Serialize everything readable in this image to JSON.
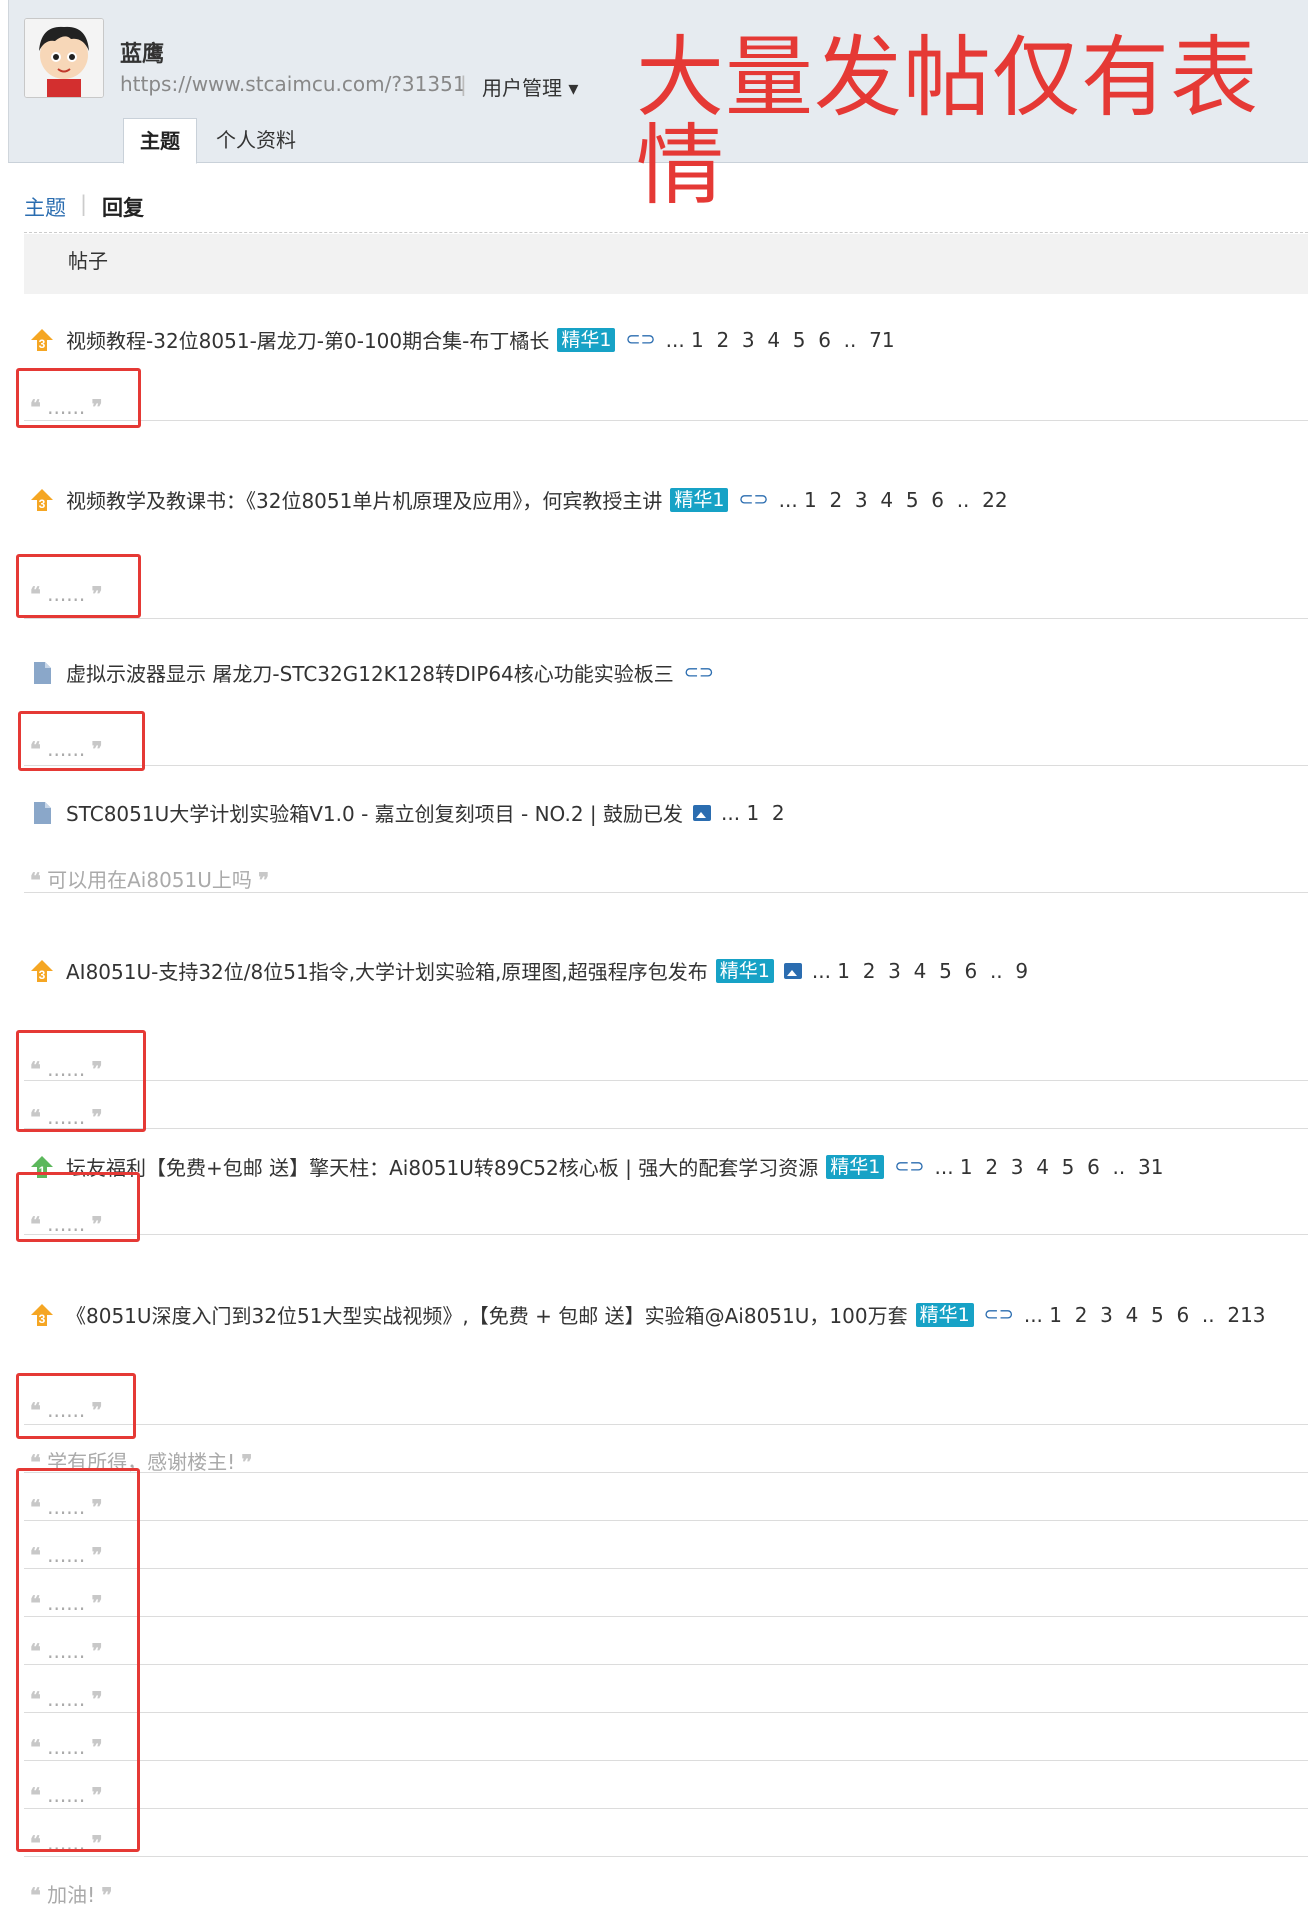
{
  "header": {
    "username": "蓝鹰",
    "url": "https://www.stcaimcu.com/?31351",
    "separator": "|",
    "user_manage": "用户管理 ▾",
    "banner": "大量发帖仅有表情",
    "tabs": [
      "主题",
      "个人资料"
    ]
  },
  "subnav": {
    "topic": "主题",
    "separator": "|",
    "reply": "回复"
  },
  "table_header": "帖子",
  "threads": [
    {
      "icon": "hot-3-icon",
      "title": "视频教程-32位8051-屠龙刀-第0-100期合集-布丁橘长",
      "badge": "精华1",
      "attach": "attachment-icon",
      "pages": "... 1  2  3  4  5  6  ..  71"
    },
    {
      "icon": "hot-3-icon",
      "title": "视频教学及教课书：《32位8051单片机原理及应用》，何宾教授主讲",
      "badge": "精华1",
      "attach": "attachment-icon",
      "pages": "... 1  2  3  4  5  6  ..  22"
    },
    {
      "icon": "document-icon",
      "title": "虚拟示波器显示 屠龙刀-STC32G12K128转DIP64核心功能实验板三",
      "badge": "",
      "attach": "attachment-icon",
      "pages": ""
    },
    {
      "icon": "document-icon",
      "title": "STC8051U大学计划实验箱V1.0 - 嘉立创复刻项目 - NO.2 | 鼓励已发",
      "badge": "",
      "attach": "image-icon",
      "pages": "... 1  2"
    },
    {
      "icon": "hot-3-icon",
      "title": "AI8051U-支持32位/8位51指令,大学计划实验箱,原理图,超强程序包发布",
      "badge": "精华1",
      "attach": "image-icon",
      "pages": "... 1  2  3  4  5  6  ..  9"
    },
    {
      "icon": "hot-1-icon",
      "title": "坛友福利【免费+包邮 送】擎天柱：Ai8051U转89C52核心板 | 强大的配套学习资源",
      "badge": "精华1",
      "attach": "attachment-icon",
      "pages": "... 1  2  3  4  5  6  ..  31"
    },
    {
      "icon": "hot-3-icon",
      "title": "《8051U深度入门到32位51大型实战视频》,【免费 + 包邮 送】实验箱@Ai8051U，100万套",
      "badge": "精华1",
      "attach": "attachment-icon",
      "pages": "... 1  2  3  4  5  6  ..  213"
    }
  ],
  "quotes": {
    "open": "66",
    "close": "99",
    "ellipsis": "......",
    "reply_1": "可以用在Ai8051U上吗",
    "reply_2": "学有所得，感谢楼主!",
    "reply_3": "加油!"
  },
  "colors": {
    "banner": "#e53935",
    "badge": "#17a2c6",
    "link": "#2b6db0",
    "hot": "#f5a623",
    "hot_green": "#5cb85c"
  }
}
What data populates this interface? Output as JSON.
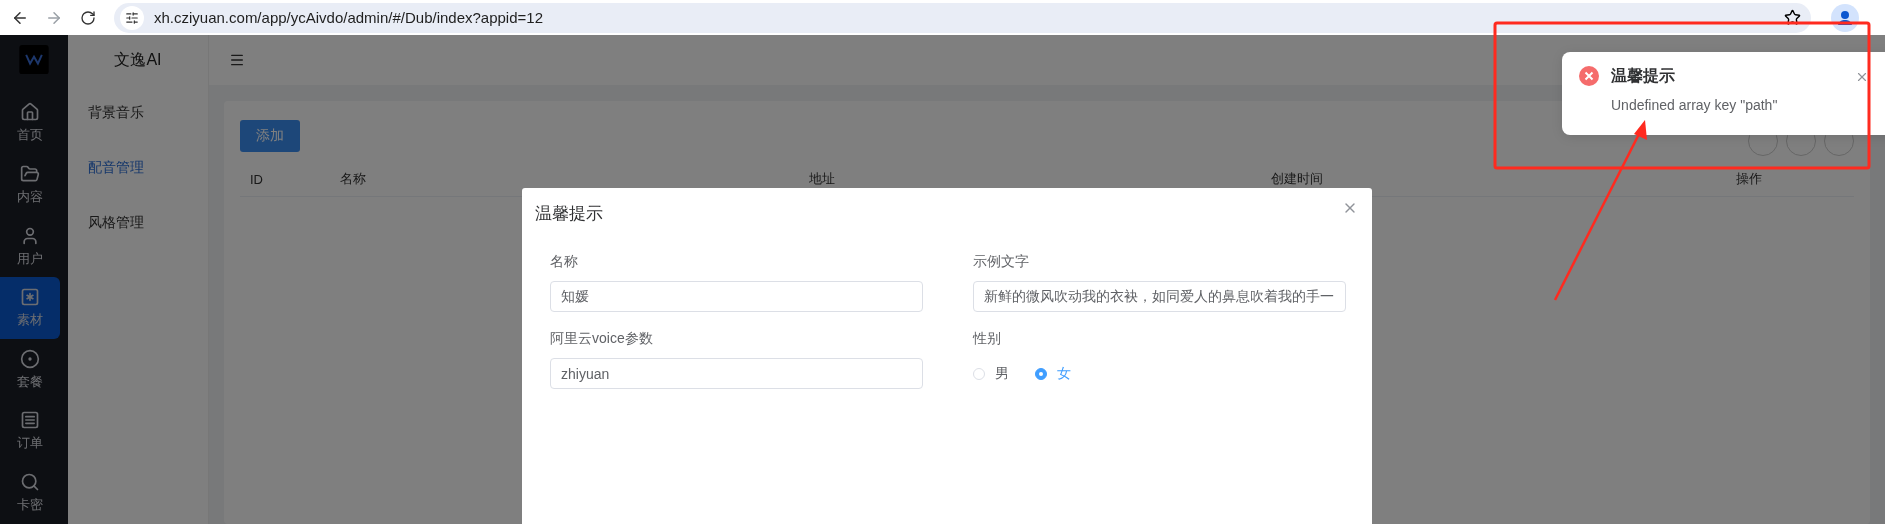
{
  "browser": {
    "url": "xh.cziyuan.com/app/ycAivdo/admin/#/Dub/index?appid=12"
  },
  "nav": {
    "items": [
      {
        "label": "首页",
        "selected": false
      },
      {
        "label": "内容",
        "selected": false
      },
      {
        "label": "用户",
        "selected": false
      },
      {
        "label": "素材",
        "selected": true
      },
      {
        "label": "套餐",
        "selected": false
      },
      {
        "label": "订单",
        "selected": false
      },
      {
        "label": "卡密",
        "selected": false
      }
    ]
  },
  "submenu": {
    "title": "文逸AI",
    "items": [
      {
        "label": "背景音乐",
        "selected": false
      },
      {
        "label": "配音管理",
        "selected": true
      },
      {
        "label": "风格管理",
        "selected": false
      }
    ]
  },
  "toolbar": {
    "add_button": "添加"
  },
  "table": {
    "columns": [
      "ID",
      "名称",
      "地址",
      "创建时间",
      "操作"
    ]
  },
  "dialog": {
    "title": "温馨提示",
    "fields": [
      {
        "kind": "text",
        "label": "名称",
        "value": "知媛"
      },
      {
        "kind": "text",
        "label": "示例文字",
        "value": "新鲜的微风吹动我的衣袂，如同爱人的鼻息吹着我的手一"
      },
      {
        "kind": "text",
        "label": "阿里云voice参数",
        "value": "zhiyuan"
      },
      {
        "kind": "radio",
        "label": "性别",
        "options": [
          {
            "label": "男",
            "selected": false
          },
          {
            "label": "女",
            "selected": true
          }
        ]
      }
    ]
  },
  "notification": {
    "title": "温馨提示",
    "message": "Undefined array key \"path\""
  }
}
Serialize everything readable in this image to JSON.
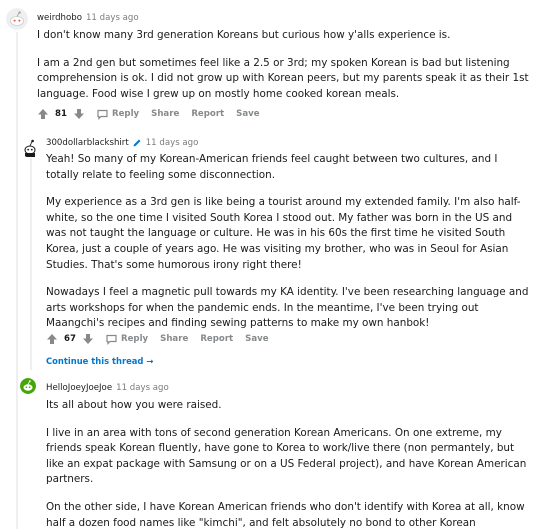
{
  "comments": [
    {
      "username": "weirdhobo",
      "timestamp": "11 days ago",
      "paragraphs": [
        "I don't know many 3rd generation Koreans but curious how y'alls experience is.",
        "I am a 2nd gen but sometimes feel like a 2.5 or 3rd; my spoken Korean is bad but listening comprehension is ok. I did not grow up with Korean peers, but my parents speak it as their 1st language. Food wise I grew up on mostly home cooked korean meals."
      ],
      "score": "81",
      "reply_label": "Reply",
      "share_label": "Share",
      "report_label": "Report",
      "save_label": "Save"
    },
    {
      "username": "300dollarblackshirt",
      "timestamp": "11 days ago",
      "paragraphs": [
        "Yeah! So many of my Korean-American friends feel caught between two cultures, and I totally relate to feeling some disconnection.",
        "My experience as a 3rd gen is like being a tourist around my extended family. I'm also half-white, so the one time I visited South Korea I stood out. My father was born in the US and was not taught the language or culture. He was in his 60s the first time he visited South Korea, just a couple of years ago. He was visiting my brother, who was in Seoul for Asian Studies. That's some humorous irony right there!",
        "Nowadays I feel a magnetic pull towards my KA identity. I've been researching language and arts workshops for when the pandemic ends. In the meantime, I've been trying out Maangchi's recipes and finding sewing patterns to make my own hanbok!"
      ],
      "score": "67",
      "reply_label": "Reply",
      "share_label": "Share",
      "report_label": "Report",
      "save_label": "Save",
      "continue_label": "Continue this thread →"
    },
    {
      "username": "HelloJoeyJoeJoe",
      "timestamp": "11 days ago",
      "paragraphs": [
        "Its all about how you were raised.",
        "I live in an area with tons of second generation Korean Americans. On one extreme, my friends speak Korean fluently, have gone to Korea to work/live there (non permantely, but like an expat package with Samsung or on a US Federal project), and have Korean American partners.",
        "On the other side, I have Korean American friends who don't identify with Korea at all, know half a dozen food names like \"kimchi\", and felt absolutely no bond to other Korean Americans. Like we are friends with no influence from social/cultural connections."
      ]
    }
  ],
  "colors": {
    "link": "#0079d3",
    "meta": "#7c7c7c",
    "action": "#878a8c",
    "thread_line": "#edeff1"
  }
}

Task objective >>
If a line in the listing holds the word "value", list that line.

Response to the task >>
        "value": "知媛"
        "value": "新鲜的微风吹动我的衣袂，如同爱人的鼻息吹着我的手一"
        "value": "zhiyuan"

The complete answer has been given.